Would you please copy every line below that includes the string "General"?

== Data shown

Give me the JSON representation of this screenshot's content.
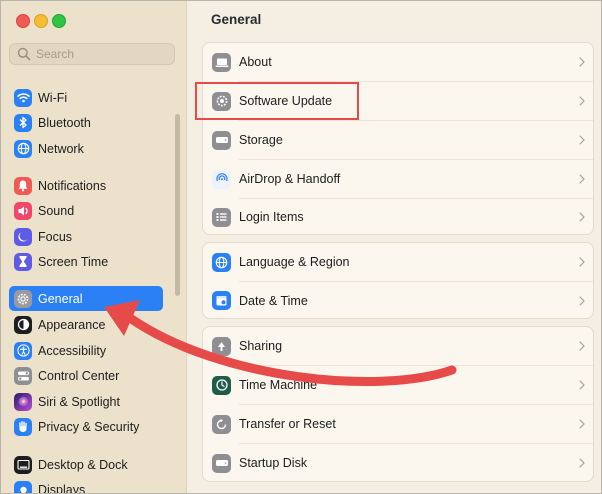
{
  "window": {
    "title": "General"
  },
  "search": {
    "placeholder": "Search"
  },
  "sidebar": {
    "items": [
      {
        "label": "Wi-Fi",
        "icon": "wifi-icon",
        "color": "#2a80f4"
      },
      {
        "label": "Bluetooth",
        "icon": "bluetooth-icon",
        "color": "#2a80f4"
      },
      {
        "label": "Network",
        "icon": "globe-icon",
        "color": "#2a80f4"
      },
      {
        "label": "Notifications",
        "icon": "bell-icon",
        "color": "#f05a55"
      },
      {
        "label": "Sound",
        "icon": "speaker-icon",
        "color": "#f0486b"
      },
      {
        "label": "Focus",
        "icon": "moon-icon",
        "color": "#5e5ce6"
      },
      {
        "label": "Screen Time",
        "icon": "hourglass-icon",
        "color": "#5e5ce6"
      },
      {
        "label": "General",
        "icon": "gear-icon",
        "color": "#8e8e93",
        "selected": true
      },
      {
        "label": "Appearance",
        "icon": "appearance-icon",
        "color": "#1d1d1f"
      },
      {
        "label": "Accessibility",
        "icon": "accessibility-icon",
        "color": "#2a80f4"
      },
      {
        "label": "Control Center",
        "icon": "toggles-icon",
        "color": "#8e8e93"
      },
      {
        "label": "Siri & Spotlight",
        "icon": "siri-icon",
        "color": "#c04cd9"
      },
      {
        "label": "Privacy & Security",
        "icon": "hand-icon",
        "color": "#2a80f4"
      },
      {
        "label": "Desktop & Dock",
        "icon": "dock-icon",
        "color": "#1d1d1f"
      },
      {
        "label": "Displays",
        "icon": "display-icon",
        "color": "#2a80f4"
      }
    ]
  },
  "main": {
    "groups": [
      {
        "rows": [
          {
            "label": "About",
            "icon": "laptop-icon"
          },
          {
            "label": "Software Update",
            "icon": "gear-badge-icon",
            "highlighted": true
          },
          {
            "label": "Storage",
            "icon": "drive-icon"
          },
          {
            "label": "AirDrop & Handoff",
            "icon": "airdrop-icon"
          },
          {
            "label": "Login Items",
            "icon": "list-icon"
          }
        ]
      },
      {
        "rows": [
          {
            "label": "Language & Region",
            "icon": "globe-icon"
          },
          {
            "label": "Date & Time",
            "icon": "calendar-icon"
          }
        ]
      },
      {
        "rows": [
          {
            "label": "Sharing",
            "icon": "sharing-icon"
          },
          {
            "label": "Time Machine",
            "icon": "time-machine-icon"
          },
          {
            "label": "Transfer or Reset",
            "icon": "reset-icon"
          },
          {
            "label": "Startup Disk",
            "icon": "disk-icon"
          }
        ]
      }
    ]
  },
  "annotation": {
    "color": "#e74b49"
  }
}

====
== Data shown

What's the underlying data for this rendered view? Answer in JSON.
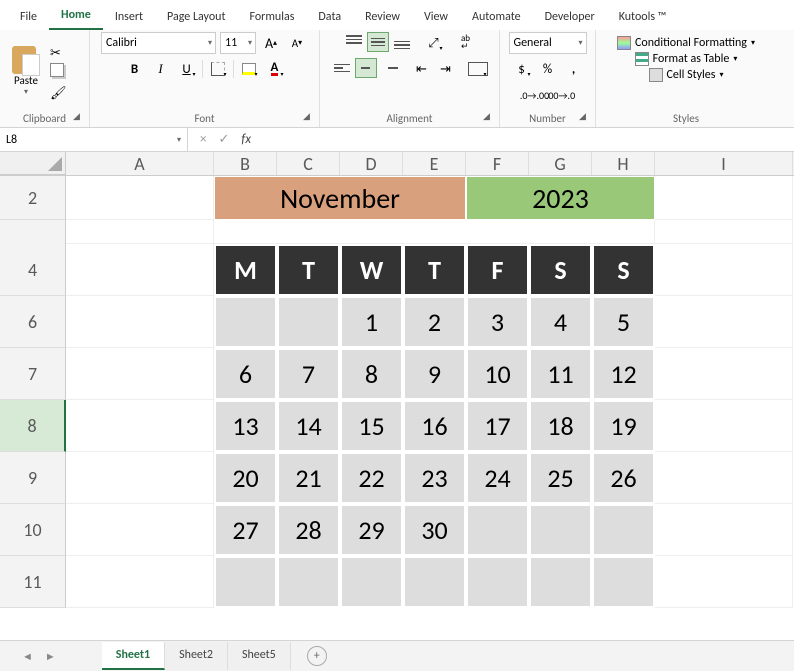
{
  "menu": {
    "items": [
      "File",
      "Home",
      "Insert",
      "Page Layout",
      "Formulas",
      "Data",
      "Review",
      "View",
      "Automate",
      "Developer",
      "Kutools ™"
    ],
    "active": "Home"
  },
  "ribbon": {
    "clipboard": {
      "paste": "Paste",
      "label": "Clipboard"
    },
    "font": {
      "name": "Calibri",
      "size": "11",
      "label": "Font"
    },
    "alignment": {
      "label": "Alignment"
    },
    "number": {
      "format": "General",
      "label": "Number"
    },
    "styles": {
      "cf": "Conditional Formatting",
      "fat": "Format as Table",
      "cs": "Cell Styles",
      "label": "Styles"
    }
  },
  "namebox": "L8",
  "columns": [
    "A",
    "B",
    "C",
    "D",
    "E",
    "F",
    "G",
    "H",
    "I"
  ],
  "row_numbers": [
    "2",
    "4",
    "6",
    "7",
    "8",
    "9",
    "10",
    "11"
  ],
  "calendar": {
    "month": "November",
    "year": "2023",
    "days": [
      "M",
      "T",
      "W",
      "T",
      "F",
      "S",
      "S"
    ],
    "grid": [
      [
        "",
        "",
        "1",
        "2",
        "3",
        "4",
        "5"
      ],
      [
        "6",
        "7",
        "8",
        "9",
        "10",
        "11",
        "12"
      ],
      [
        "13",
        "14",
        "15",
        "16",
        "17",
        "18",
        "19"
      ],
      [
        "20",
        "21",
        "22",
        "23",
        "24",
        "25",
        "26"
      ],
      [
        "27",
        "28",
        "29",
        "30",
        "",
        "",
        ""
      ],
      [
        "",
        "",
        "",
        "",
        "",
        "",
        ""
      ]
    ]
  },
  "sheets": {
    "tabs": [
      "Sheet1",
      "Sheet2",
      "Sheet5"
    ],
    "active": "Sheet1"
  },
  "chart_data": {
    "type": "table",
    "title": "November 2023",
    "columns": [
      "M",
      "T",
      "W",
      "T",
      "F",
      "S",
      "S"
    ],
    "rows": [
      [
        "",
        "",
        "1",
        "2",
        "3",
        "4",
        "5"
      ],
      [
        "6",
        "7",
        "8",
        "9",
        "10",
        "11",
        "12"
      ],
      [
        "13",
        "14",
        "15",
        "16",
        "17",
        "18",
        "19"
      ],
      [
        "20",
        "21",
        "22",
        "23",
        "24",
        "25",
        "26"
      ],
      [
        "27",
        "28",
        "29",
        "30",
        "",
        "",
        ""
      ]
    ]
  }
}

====

Exercise output ->
    "title": "General"
        "label": "General",
      "format": "General",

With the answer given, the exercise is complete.